What to produce — Each line in the records that mentions the word "this" needs to be listed.

_ _ _ _

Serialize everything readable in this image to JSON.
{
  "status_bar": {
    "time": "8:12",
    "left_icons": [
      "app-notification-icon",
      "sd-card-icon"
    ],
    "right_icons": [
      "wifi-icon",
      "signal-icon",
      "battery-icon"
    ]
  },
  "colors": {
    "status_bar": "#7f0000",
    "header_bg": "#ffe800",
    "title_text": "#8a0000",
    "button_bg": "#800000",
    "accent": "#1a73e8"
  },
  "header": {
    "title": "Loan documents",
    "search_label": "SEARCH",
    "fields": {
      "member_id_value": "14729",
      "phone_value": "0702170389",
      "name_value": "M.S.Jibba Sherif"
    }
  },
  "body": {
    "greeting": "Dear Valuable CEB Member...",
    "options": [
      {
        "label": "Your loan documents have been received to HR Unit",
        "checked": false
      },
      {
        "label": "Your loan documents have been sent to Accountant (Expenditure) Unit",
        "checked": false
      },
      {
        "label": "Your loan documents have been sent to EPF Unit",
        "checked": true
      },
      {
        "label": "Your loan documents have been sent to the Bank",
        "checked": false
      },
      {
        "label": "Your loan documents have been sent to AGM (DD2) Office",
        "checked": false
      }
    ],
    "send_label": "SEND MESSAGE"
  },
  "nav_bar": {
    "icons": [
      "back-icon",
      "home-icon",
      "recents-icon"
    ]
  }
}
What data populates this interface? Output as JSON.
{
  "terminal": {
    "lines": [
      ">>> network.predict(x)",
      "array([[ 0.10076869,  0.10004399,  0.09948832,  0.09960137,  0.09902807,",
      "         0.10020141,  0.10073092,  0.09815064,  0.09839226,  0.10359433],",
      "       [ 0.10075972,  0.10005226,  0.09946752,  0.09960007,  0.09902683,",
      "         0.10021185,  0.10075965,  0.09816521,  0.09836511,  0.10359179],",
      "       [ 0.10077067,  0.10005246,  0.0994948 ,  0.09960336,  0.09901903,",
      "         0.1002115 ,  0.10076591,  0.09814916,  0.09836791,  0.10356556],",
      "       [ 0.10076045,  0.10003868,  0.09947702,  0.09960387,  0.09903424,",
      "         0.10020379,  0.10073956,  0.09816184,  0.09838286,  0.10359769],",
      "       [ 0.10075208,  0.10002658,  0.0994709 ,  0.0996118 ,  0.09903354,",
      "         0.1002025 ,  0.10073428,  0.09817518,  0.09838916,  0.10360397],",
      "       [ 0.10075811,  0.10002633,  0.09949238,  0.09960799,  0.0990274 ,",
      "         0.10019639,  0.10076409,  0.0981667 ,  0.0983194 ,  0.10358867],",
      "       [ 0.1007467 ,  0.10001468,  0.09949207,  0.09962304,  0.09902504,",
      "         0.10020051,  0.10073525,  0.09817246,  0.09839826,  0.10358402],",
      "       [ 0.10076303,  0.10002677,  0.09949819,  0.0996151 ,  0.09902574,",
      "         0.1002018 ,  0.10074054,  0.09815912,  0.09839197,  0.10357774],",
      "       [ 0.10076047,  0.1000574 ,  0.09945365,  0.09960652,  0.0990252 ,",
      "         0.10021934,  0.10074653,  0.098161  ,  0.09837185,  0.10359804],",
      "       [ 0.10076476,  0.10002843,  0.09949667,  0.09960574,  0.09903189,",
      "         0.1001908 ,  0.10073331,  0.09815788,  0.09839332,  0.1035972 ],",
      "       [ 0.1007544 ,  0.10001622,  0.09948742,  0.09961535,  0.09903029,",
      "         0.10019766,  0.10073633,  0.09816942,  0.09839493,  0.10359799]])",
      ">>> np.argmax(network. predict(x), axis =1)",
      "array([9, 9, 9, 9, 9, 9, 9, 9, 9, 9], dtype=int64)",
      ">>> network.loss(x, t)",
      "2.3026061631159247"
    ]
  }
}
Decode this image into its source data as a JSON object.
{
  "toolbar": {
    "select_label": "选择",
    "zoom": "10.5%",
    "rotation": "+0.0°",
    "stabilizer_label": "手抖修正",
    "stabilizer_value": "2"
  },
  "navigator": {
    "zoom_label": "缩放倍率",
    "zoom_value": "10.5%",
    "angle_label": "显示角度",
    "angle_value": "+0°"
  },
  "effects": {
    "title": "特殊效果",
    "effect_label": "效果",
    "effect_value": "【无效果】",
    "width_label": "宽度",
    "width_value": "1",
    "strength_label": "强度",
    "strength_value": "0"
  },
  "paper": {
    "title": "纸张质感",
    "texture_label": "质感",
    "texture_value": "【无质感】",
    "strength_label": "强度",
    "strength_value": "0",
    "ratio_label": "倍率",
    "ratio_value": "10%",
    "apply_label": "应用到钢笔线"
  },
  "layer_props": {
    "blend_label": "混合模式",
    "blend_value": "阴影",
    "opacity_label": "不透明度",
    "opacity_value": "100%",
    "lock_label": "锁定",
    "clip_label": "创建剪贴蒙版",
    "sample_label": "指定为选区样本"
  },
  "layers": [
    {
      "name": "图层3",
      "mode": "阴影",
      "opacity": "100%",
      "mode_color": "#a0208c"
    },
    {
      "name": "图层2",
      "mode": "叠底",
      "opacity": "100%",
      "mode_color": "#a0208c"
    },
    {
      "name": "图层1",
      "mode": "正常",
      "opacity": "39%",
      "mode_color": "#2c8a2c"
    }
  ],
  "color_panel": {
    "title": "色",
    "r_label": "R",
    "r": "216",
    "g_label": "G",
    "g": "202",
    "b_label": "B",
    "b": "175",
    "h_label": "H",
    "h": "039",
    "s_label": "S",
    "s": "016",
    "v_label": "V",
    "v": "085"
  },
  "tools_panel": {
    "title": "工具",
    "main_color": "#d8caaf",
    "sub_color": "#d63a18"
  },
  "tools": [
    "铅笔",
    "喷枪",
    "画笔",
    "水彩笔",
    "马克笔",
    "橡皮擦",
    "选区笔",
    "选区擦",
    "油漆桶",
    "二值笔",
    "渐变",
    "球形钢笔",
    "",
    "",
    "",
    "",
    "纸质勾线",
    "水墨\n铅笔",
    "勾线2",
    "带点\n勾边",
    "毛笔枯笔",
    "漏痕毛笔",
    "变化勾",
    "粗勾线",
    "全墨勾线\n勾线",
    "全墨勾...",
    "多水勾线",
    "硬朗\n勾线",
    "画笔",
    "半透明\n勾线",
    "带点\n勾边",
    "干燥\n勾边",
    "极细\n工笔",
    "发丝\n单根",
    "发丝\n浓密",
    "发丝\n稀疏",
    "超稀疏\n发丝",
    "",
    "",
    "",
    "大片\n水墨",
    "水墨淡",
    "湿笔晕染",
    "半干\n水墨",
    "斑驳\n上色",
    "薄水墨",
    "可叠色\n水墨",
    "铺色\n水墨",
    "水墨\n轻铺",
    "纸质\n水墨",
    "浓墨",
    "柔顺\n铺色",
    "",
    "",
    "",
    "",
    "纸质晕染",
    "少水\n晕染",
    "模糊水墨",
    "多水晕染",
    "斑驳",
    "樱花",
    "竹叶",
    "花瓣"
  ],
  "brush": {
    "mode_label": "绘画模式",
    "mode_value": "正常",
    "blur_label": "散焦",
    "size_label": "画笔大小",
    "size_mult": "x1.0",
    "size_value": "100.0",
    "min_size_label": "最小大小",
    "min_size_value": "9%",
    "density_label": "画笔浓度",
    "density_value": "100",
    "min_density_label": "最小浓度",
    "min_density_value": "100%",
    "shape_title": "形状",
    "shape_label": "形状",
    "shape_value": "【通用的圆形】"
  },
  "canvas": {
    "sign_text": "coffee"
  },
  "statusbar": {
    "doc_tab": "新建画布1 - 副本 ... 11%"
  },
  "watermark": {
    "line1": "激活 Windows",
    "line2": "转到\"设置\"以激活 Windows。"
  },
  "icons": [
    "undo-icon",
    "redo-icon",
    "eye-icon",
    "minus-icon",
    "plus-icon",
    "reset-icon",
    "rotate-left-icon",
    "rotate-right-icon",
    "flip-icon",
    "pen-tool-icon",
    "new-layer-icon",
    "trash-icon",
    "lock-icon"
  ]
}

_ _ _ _

Expected answer —
Serialize everything readable in this image to JSON.
What data populates this interface? Output as JSON.
Decode this image into its source data as a JSON object.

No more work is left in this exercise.